Source records
▼
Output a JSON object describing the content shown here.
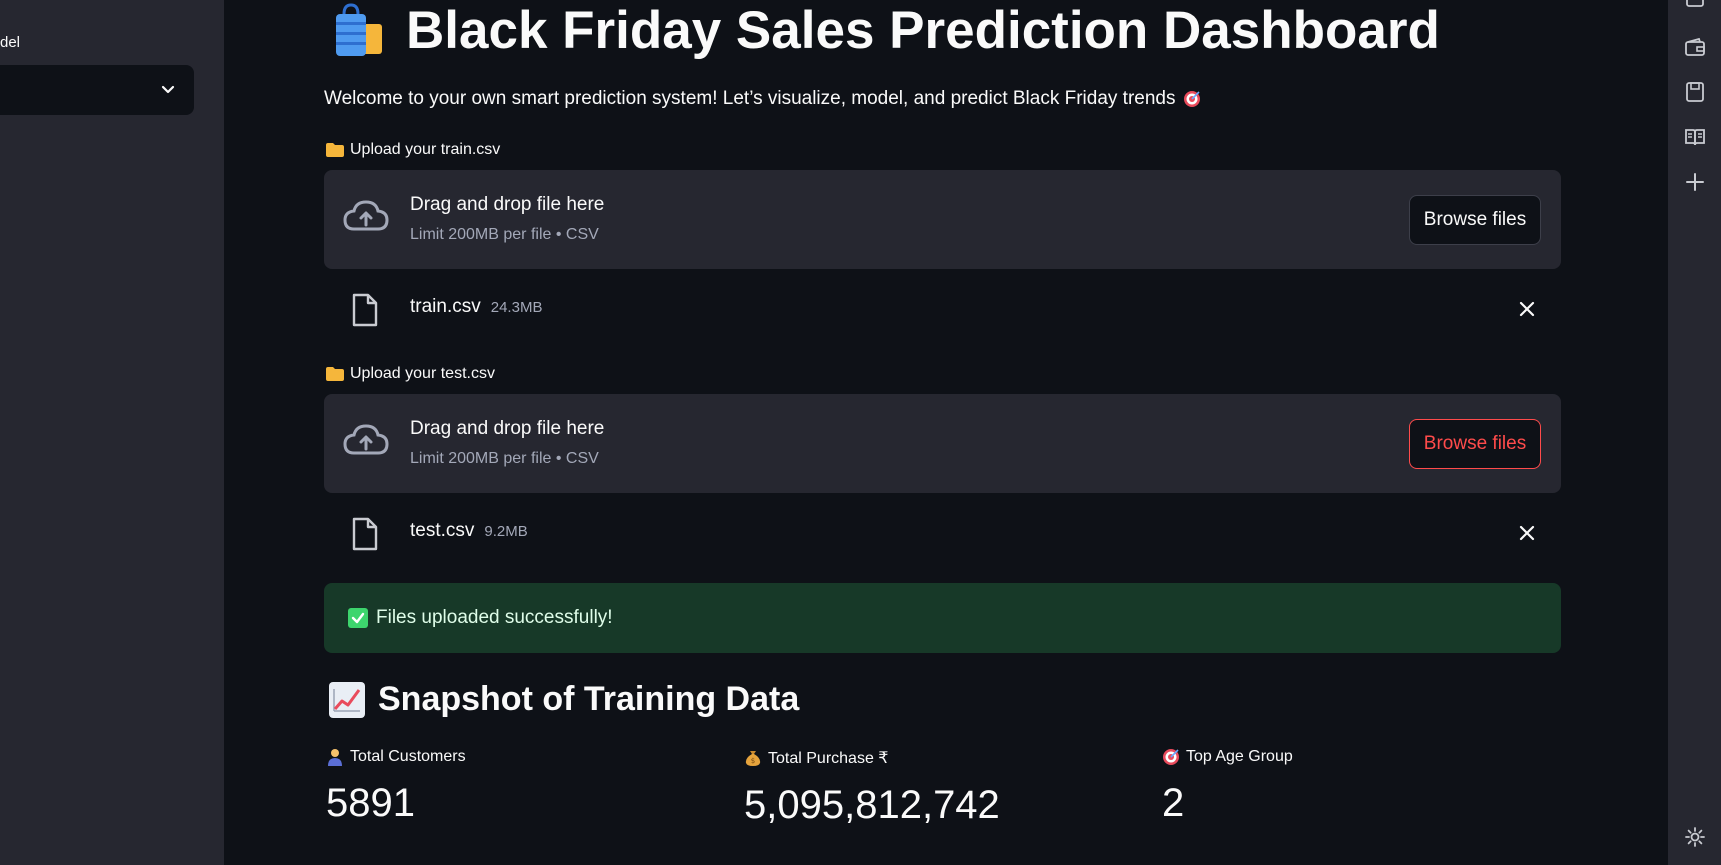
{
  "sidebar": {
    "label": "del"
  },
  "header": {
    "title": "Black Friday Sales Prediction Dashboard",
    "title_icon": "shopping-bags-icon",
    "intro": "Welcome to your own smart prediction system! Let’s visualize, model, and predict Black Friday trends"
  },
  "uploads": [
    {
      "label": "Upload your train.csv",
      "drop_title": "Drag and drop file here",
      "drop_sub": "Limit 200MB per file • CSV",
      "browse_label": "Browse files",
      "file_name": "train.csv",
      "file_size": "24.3MB"
    },
    {
      "label": "Upload your test.csv",
      "drop_title": "Drag and drop file here",
      "drop_sub": "Limit 200MB per file • CSV",
      "browse_label": "Browse files",
      "file_name": "test.csv",
      "file_size": "9.2MB"
    }
  ],
  "success_message": "Files uploaded successfully!",
  "snapshot": {
    "title": "Snapshot of Training Data",
    "metrics": [
      {
        "label": "Total Customers",
        "value": "5891",
        "icon": "person-icon"
      },
      {
        "label": "Total Purchase ₹",
        "value": "5,095,812,742",
        "icon": "money-bag-icon"
      },
      {
        "label": "Top Age Group",
        "value": "2",
        "icon": "target-icon"
      }
    ]
  },
  "colors": {
    "background": "#0e1117",
    "panel": "#262730",
    "accent": "#ff4b4b",
    "success_bg": "#173928",
    "success_check": "#3dd56d"
  }
}
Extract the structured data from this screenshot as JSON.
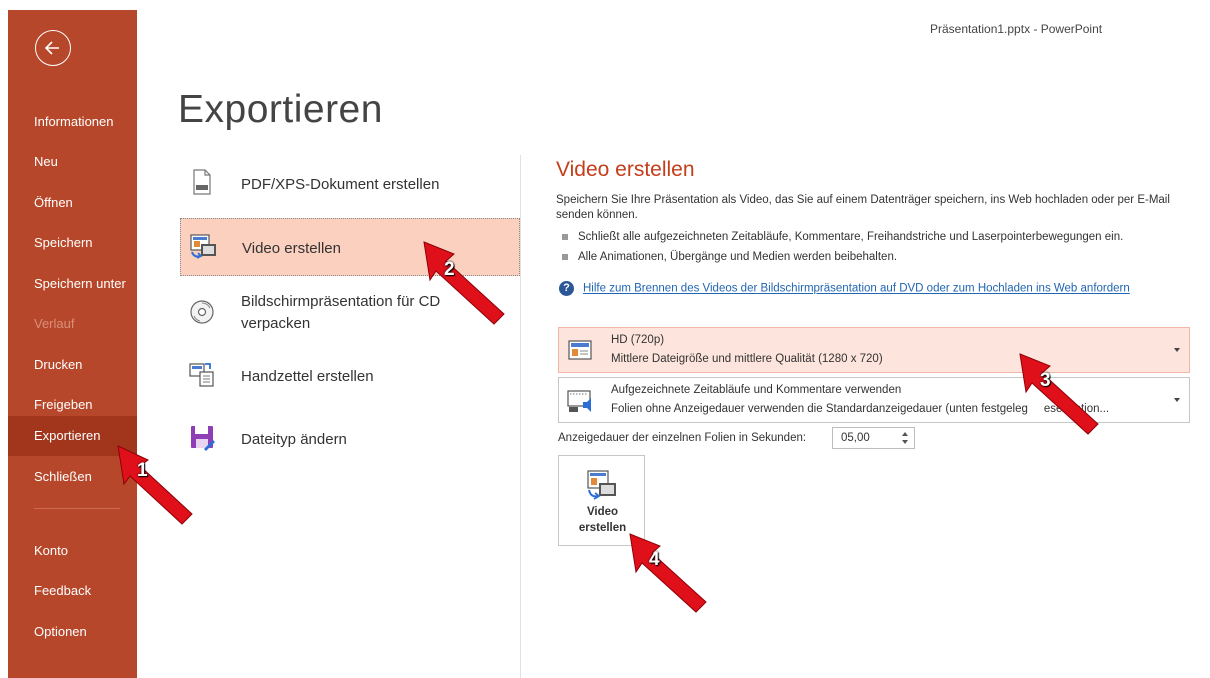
{
  "window": {
    "title": "Präsentation1.pptx  -  PowerPoint"
  },
  "sidebar": {
    "back_label": "Zurück",
    "items": [
      {
        "label": "Informationen"
      },
      {
        "label": "Neu"
      },
      {
        "label": "Öffnen"
      },
      {
        "label": "Speichern"
      },
      {
        "label": "Speichern unter"
      },
      {
        "label": "Verlauf"
      },
      {
        "label": "Drucken"
      },
      {
        "label": "Freigeben"
      },
      {
        "label": "Exportieren"
      },
      {
        "label": "Schließen"
      },
      {
        "label": "Konto"
      },
      {
        "label": "Feedback"
      },
      {
        "label": "Optionen"
      }
    ],
    "active": "Exportieren",
    "disabled": "Verlauf"
  },
  "main": {
    "title": "Exportieren",
    "options": [
      {
        "label": "PDF/XPS-Dokument erstellen",
        "icon": "pdf-document-icon"
      },
      {
        "label": "Video erstellen",
        "icon": "video-icon"
      },
      {
        "label_line1": "Bildschirmpräsentation für CD",
        "label_line2": "verpacken",
        "icon": "cd-icon"
      },
      {
        "label": "Handzettel erstellen",
        "icon": "handout-icon"
      },
      {
        "label": "Dateityp ändern",
        "icon": "save-as-icon"
      }
    ],
    "selected_option": "Video erstellen"
  },
  "pane": {
    "title": "Video erstellen",
    "description": "Speichern Sie Ihre Präsentation als Video, das Sie auf einem Datenträger speichern, ins Web hochladen oder per E-Mail senden können.",
    "bullets": [
      "Schließt alle aufgezeichneten Zeitabläufe, Kommentare, Freihandstriche und Laserpointerbewegungen ein.",
      "Alle Animationen, Übergänge und Medien werden beibehalten."
    ],
    "help_link": "Hilfe zum Brennen des Videos der Bildschirmpräsentation auf DVD oder zum Hochladen ins Web anfordern",
    "quality": {
      "line1": "HD (720p)",
      "line2": "Mittlere Dateigröße und mittlere Qualität (1280 x 720)"
    },
    "timings": {
      "line1": "Aufgezeichnete Zeitabläufe und Kommentare verwenden",
      "line2": "Folien ohne Anzeigedauer verwenden die Standardanzeigedauer (unten festgeleg",
      "line2_tail": "ese Option..."
    },
    "duration_label": "Anzeigedauer der einzelnen Folien in Sekunden:",
    "duration_value": "05,00",
    "create_button": {
      "line1": "Video",
      "line2": "erstellen"
    }
  },
  "annotations": [
    "1",
    "2",
    "3",
    "4"
  ],
  "colors": {
    "accent": "#b7472a",
    "accent_active": "#a1361c",
    "selection": "#fbd0bf",
    "title_red": "#c43e1c",
    "link": "#2166b3",
    "arrow": "#e0101a"
  }
}
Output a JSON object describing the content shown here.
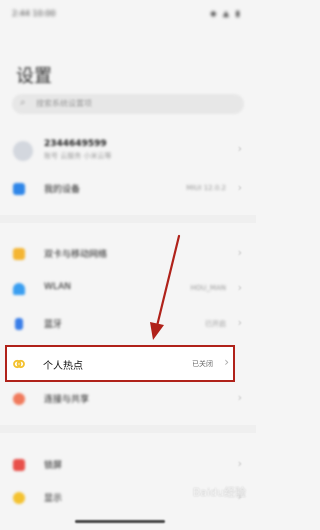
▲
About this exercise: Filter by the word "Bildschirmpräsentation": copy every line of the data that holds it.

Your response:
        "label_line1": "Bildschirmpräsentation für CD",
    "help_link": "Hilfe zum Brennen des Videos der Bildschirmpräsentation auf DVD oder zum Hochladen ins Web anfordern",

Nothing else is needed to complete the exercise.